SOURCE MATERIAL:
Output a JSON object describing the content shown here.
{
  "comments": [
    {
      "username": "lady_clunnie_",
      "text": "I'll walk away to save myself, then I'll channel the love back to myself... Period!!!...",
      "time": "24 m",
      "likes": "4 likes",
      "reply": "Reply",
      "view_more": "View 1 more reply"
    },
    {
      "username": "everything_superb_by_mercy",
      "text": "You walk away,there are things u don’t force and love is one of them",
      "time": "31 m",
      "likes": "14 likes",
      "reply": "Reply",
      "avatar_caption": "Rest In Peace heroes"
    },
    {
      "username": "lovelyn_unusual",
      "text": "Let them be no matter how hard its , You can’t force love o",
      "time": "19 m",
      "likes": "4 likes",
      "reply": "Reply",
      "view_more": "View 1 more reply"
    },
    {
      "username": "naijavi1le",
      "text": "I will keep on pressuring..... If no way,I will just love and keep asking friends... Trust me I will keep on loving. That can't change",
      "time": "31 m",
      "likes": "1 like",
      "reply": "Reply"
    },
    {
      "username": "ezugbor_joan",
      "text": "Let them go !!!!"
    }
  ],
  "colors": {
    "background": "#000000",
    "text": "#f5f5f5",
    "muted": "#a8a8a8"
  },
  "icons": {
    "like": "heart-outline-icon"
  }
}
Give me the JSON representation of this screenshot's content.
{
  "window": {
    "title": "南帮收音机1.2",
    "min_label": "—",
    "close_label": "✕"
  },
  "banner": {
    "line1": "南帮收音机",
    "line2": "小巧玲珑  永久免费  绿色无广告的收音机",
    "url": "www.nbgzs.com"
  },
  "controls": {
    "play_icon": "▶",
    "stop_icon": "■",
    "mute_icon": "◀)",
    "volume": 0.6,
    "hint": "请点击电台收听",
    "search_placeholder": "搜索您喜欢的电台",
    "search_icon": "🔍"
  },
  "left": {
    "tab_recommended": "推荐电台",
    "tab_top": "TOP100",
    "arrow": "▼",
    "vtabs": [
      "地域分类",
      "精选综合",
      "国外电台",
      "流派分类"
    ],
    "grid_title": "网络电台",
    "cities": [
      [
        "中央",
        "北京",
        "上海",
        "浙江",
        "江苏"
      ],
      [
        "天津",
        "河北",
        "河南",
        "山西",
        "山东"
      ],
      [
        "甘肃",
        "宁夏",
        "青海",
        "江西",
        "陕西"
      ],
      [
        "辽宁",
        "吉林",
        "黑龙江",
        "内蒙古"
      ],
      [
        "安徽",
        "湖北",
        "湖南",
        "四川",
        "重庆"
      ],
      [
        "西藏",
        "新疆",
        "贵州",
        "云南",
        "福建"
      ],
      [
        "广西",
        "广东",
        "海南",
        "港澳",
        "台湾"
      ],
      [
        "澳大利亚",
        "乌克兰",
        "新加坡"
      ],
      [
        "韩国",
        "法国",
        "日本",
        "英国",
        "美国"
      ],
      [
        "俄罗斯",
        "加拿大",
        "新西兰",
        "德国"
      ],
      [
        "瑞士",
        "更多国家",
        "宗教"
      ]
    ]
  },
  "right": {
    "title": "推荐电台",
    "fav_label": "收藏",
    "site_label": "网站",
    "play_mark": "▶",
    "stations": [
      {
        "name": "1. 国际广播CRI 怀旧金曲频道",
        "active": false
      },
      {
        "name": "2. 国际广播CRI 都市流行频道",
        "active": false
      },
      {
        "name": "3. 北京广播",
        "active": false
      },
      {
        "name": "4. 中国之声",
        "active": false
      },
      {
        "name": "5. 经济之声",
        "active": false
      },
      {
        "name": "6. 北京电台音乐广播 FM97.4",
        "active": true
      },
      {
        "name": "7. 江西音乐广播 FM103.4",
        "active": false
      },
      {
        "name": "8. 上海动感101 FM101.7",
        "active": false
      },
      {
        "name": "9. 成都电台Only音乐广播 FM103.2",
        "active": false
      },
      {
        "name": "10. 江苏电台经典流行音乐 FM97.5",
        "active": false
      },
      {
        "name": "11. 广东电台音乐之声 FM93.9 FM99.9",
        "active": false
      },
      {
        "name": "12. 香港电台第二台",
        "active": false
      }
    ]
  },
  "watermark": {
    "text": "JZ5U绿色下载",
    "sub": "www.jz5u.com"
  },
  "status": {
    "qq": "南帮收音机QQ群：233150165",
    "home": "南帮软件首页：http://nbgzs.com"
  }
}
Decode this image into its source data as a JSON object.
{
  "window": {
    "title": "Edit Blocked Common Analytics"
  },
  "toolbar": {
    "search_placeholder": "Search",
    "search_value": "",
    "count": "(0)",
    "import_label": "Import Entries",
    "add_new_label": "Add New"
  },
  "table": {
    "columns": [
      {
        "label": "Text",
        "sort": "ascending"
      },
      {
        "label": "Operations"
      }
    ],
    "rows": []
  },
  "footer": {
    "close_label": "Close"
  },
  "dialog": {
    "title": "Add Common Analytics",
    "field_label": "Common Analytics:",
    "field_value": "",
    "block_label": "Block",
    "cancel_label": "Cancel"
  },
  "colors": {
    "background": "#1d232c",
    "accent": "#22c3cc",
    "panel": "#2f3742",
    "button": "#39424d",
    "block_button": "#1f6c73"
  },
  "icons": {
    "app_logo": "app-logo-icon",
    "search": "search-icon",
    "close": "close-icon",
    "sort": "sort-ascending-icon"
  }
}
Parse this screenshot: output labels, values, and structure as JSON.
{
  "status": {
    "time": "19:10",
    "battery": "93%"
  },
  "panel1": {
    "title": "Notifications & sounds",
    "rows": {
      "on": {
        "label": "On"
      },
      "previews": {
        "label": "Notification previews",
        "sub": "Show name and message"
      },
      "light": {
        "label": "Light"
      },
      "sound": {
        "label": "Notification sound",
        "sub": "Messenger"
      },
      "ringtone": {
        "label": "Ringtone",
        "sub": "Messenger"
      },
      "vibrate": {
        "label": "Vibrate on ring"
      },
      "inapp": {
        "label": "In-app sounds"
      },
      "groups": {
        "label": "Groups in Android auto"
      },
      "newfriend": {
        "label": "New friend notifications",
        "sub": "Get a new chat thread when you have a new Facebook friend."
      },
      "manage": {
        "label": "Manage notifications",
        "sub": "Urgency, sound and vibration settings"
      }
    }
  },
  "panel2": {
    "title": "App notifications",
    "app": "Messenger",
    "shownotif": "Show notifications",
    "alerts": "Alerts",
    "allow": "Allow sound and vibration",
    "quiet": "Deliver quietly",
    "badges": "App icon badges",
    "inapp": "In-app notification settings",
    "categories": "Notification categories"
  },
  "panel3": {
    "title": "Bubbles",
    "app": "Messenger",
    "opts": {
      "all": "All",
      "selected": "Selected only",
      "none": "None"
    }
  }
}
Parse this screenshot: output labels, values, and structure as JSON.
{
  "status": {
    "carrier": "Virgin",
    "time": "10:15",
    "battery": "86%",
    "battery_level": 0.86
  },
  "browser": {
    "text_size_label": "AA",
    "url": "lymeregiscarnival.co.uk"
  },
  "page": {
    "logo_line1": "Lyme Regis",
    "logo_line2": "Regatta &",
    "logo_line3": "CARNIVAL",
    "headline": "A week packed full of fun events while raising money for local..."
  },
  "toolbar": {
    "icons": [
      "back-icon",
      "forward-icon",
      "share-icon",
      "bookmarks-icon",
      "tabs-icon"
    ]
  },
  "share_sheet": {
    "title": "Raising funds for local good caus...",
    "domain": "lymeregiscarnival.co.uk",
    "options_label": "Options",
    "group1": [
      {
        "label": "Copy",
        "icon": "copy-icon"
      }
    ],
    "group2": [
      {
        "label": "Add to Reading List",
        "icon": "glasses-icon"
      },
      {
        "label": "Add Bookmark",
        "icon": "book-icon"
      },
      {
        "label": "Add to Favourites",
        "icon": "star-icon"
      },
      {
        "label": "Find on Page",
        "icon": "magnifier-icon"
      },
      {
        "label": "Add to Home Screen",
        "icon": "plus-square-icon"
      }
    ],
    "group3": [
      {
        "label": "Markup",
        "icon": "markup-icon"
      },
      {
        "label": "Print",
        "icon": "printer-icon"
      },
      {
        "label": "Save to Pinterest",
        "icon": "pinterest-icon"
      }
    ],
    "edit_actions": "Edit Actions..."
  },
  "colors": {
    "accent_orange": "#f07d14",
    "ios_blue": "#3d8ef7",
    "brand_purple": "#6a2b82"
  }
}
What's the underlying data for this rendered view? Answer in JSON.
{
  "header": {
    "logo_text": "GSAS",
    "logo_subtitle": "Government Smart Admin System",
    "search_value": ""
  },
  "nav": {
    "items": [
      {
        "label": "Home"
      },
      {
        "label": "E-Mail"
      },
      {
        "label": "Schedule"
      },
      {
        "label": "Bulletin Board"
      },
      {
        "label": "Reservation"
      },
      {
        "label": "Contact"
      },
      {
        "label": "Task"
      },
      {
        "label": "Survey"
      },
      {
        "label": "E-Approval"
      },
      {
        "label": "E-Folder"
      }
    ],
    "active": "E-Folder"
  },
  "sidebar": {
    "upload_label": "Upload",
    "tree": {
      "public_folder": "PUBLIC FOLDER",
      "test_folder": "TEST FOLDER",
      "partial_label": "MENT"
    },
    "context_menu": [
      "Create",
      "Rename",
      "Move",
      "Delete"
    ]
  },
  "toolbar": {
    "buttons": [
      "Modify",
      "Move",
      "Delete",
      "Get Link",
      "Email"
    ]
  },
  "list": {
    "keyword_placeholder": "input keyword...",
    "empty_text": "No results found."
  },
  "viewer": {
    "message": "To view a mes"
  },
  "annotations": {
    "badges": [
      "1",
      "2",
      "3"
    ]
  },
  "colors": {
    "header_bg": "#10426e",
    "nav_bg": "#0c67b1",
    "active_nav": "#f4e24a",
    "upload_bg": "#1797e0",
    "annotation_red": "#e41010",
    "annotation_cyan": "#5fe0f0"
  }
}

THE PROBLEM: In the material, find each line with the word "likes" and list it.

EXPECTED OUTPUT:
      "likes": "4 likes",
      "likes": "14 likes",
      "likes": "4 likes",
      "likes": "1 like",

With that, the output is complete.